Back in October 2020, one of the very few companies staging live theatre was One Night Records with Lockdown Town. It told the story of American popular music in reverse chronology, with a different band in each room recreating scenes and sounds from the 1950s back to 1918. This was interwoven with a poignant, heartbreaking story about a young African immigrant seeking her family in Tulsa. I had no hesitation in giving it five stars. Now Lockdown Town is back, more or less. Or, to be specific: less. There are still multiple rooms hosting live bands, with the same sets as before; but the storylines that tied the show together have been dropped in their entirety.

The audience is admitted at 15 minute intervals and directed, with no explanation, into the first of many cavernous spaces that comprise the vast cellars beneath London Bridge station. The room turns out to be empty. So we wander through to the next room, which I recognise as the 1950s TV studio from Lockdown Town. This, too, is empty. We carry on into the following room, where a duo of Chris Rand and Joe Glossop play jazz piano on two pianos. The echoing tunnel provides poor acoustics, and one does have to question whether the best accompaniment for a piano is another piano.

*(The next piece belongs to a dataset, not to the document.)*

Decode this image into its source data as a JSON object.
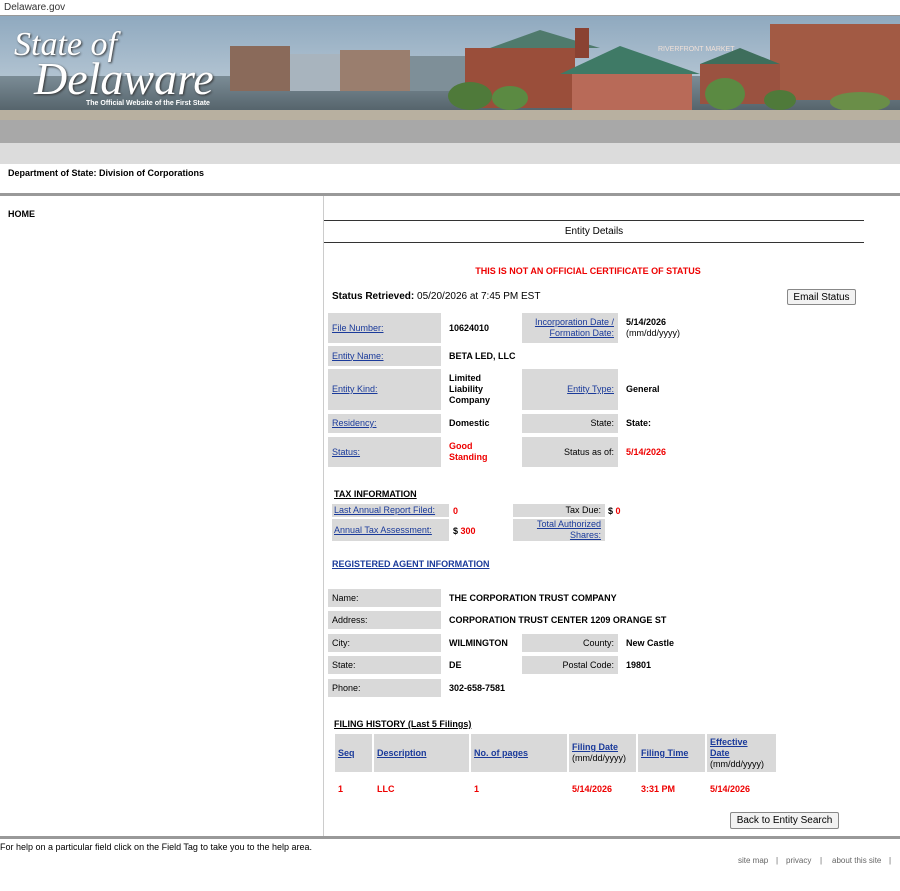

On to the second room – or perhaps the fourth room, depending on how you’re counting –  to see the entertaining and talented Dom Glynn playing blues guitar on the beautifully modelled verandah of a general store. He seems surprised to see us enter, and explains that he’s just about to play the final song of his set. After which he takes a half hour break.

So we trek through to the third (or fifth) room, a comfortable nightclub with nearly enough sofas, where Lucy Merrilyn entertains with jazz standards. She’s accompanied by David Larbi, on either piano or double bass; it’s not clear which one he is, or why the other one doesn’t get a credit. 

There are only so many times I can listen to Fly Me to the Moon, so we move to the fourth (or, possibly, sixth) room, through a deserted cinema showing 1950s American TV commercials, and which perhaps makes the next one the fifth (or maybe seventh) room. This turns out to house the highlight of the evening: the Gator Dogs, a six-piece New Orleans jazz band. They play a couple of numbers with great enthusiasm and musicality, before announcing that they too are about to take a half hour break.

We’re directed down a corridor to the next room, which turns out to be the first (or third) room again, with Chris Rand (or Joe Glossop) still bashing away at the ivories – on his own, this time, as Joe Glossop (or Chris Rand) seems to have found something better to do. Rather than hang about here we retrace our steps to the second room (the one with the TV studio, remember?) where a four-piece country rock band that goes by the unassuming name of Ben and Steve are gamely giving it their all to an audience of three. Back to the first room, which has now become a disco blaring out music that’s wholly at odds with the sensibility of the rest of the venue.

Lockdown Town last year provided a coherent, engaging piece of immersive theatre, woven around five live music performances. Stripped of both the explanation of American music history, and of the emotionally-charged parallel plot, the result is a somewhat chaotic and awkwardly timed trek through a series of identical bars in damp tunnels each of which, for no explained reason, houses a band playing old American music. This is no longer theatre, but a musical pub crawl. 

Produced by One-Night Records
Booking until 30 October
Booking link https://www.onenightrecords.com

About Steve Caplin

Steve is a freelance artist and writer, specialising in Photoshop, who builds unlikely furniture in his spare time. He plays the piano reasonably well, the accordion moderately and the guitar badly. Steve does, of course, love the theatre. The worst play he ever saw starred Charlton Heston and his wife, who have both always wanted to play the London stage. Neither had any experience of learning lines. This was almost as scarring an experience as seeing Ron Moody performing a musical Sherlock Holmes. Steve has no acting ambitions whatsoever.